### Records for the exercise
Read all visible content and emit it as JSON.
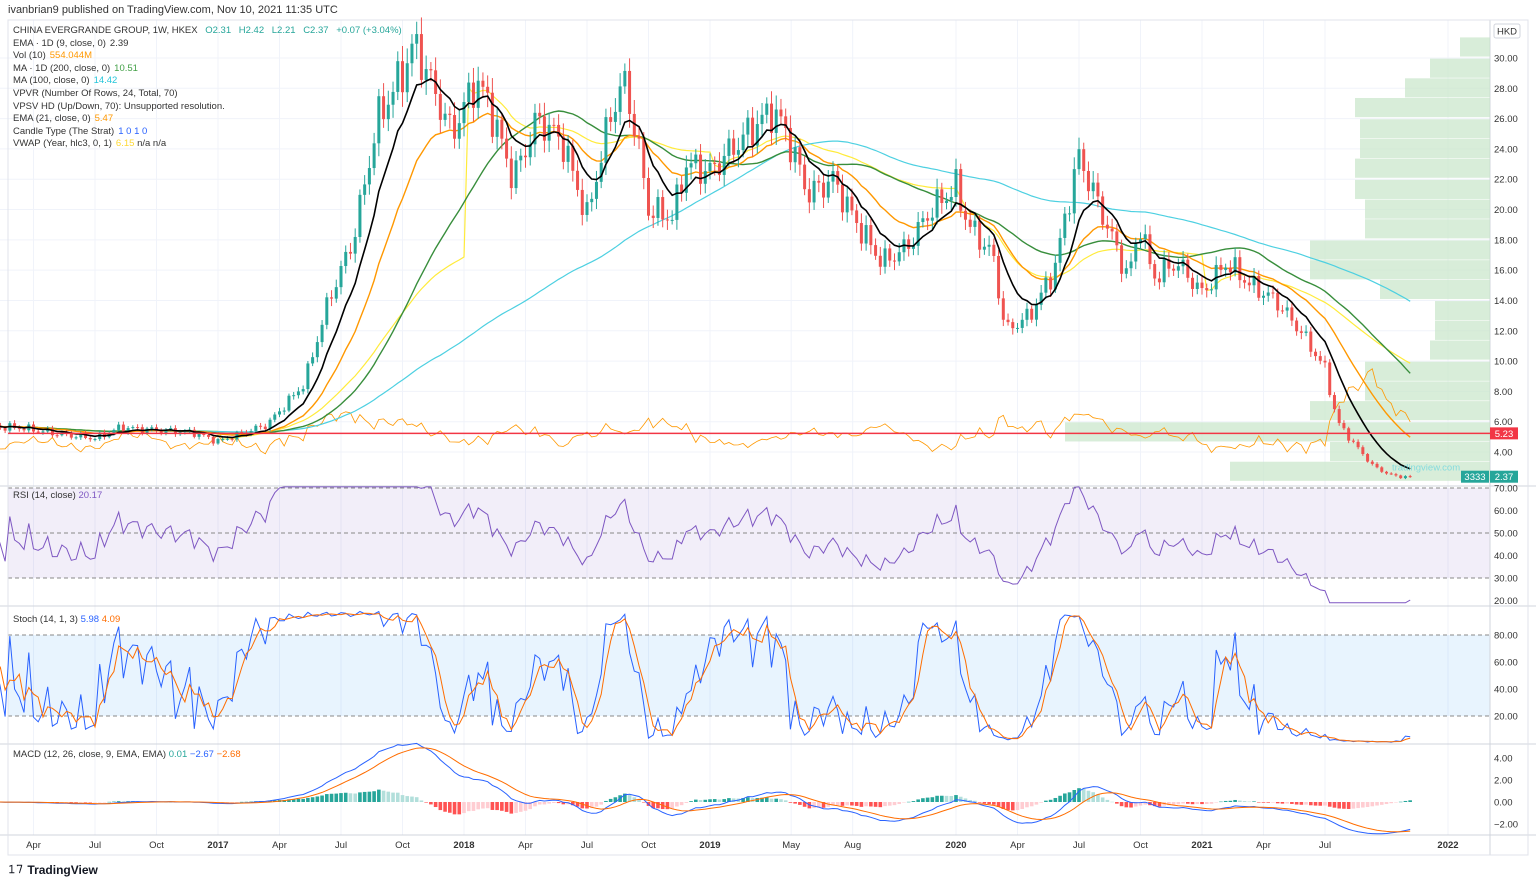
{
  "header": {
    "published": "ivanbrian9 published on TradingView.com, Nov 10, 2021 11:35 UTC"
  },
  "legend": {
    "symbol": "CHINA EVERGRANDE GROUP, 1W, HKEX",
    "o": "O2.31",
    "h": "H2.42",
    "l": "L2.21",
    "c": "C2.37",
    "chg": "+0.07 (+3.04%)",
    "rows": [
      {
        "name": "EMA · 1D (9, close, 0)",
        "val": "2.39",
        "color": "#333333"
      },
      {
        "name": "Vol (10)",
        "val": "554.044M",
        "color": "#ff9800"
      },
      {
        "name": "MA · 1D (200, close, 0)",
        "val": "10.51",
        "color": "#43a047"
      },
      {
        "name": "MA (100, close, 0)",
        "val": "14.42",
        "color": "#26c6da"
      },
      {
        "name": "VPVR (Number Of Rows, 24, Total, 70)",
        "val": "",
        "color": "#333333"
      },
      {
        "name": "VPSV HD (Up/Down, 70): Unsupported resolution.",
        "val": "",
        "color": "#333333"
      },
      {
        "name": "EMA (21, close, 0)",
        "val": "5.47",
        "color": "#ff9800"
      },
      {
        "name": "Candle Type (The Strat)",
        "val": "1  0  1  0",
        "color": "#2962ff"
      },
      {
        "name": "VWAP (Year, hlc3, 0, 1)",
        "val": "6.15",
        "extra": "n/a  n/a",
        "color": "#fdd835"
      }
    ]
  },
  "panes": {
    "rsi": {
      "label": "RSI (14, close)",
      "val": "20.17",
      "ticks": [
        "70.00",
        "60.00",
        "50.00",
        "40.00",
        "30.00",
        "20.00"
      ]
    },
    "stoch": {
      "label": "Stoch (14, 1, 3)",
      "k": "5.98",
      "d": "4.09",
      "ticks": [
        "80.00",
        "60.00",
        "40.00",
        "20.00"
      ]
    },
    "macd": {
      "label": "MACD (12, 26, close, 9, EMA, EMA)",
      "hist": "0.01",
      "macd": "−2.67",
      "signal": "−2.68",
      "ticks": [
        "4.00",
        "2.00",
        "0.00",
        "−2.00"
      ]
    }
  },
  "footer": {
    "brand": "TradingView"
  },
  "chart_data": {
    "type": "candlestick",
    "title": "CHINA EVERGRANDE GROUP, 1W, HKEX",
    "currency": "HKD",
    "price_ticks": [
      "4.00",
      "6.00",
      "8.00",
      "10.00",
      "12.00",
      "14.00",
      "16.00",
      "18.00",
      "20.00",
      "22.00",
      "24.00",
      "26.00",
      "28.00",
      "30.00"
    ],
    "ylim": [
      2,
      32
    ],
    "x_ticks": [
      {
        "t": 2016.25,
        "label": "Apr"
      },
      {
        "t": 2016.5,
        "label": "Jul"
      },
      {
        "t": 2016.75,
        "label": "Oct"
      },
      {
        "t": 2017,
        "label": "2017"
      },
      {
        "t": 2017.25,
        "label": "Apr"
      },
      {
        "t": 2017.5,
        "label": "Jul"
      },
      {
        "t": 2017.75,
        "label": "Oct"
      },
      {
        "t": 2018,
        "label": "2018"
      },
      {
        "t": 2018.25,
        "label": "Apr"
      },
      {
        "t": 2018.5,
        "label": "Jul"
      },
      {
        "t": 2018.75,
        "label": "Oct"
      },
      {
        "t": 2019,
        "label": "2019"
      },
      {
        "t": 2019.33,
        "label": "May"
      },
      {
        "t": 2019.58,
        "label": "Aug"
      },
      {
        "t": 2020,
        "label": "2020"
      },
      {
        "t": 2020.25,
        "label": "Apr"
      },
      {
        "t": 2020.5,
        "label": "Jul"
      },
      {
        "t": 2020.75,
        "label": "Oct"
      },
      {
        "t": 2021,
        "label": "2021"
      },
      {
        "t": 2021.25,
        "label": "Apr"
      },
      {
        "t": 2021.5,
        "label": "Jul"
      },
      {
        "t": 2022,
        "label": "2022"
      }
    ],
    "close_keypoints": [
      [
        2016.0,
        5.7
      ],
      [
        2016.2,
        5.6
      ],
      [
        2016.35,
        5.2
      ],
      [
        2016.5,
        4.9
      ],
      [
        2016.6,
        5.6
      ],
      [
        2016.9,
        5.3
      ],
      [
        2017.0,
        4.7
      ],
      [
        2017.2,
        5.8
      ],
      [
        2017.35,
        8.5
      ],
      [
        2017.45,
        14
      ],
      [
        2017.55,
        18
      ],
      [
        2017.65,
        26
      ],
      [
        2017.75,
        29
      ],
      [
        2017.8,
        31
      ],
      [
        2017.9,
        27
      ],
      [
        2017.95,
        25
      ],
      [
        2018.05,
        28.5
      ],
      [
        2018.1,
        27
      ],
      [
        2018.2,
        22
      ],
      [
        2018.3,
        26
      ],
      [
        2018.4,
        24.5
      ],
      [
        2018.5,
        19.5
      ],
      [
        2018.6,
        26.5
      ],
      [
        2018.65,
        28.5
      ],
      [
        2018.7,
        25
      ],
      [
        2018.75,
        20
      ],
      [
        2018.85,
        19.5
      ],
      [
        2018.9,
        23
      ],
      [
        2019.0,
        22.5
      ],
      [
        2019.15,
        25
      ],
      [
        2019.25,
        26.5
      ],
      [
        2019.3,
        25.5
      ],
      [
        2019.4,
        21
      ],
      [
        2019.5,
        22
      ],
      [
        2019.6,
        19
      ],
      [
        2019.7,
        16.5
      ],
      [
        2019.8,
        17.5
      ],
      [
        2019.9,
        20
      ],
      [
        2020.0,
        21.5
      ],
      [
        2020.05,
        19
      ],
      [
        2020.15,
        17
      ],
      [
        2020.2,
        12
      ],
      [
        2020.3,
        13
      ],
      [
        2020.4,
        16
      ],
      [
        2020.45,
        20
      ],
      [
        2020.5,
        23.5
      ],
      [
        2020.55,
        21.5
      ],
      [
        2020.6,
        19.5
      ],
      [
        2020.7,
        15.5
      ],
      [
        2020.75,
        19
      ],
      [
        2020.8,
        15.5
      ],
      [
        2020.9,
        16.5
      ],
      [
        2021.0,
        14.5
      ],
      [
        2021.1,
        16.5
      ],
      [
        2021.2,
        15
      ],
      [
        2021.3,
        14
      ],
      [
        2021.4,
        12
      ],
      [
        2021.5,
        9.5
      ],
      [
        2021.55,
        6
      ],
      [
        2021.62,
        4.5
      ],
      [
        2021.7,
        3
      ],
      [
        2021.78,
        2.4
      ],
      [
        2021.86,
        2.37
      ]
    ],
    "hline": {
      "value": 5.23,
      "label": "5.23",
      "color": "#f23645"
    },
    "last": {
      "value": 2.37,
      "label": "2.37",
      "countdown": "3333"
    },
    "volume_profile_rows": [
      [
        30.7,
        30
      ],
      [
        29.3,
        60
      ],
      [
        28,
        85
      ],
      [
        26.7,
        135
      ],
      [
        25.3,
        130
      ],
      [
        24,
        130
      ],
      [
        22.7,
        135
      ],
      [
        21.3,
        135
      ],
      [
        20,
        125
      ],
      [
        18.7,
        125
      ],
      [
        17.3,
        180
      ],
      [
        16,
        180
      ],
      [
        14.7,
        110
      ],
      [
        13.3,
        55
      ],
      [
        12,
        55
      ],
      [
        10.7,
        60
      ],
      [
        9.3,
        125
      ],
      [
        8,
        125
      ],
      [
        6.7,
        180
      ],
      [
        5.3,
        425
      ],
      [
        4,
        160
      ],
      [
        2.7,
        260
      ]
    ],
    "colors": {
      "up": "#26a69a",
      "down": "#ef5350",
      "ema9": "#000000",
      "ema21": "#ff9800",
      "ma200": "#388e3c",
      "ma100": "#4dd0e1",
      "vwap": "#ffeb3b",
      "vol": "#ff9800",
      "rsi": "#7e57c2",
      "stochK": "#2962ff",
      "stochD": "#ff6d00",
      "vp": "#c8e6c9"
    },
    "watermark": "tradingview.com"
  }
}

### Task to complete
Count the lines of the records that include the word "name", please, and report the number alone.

### Expected answer
9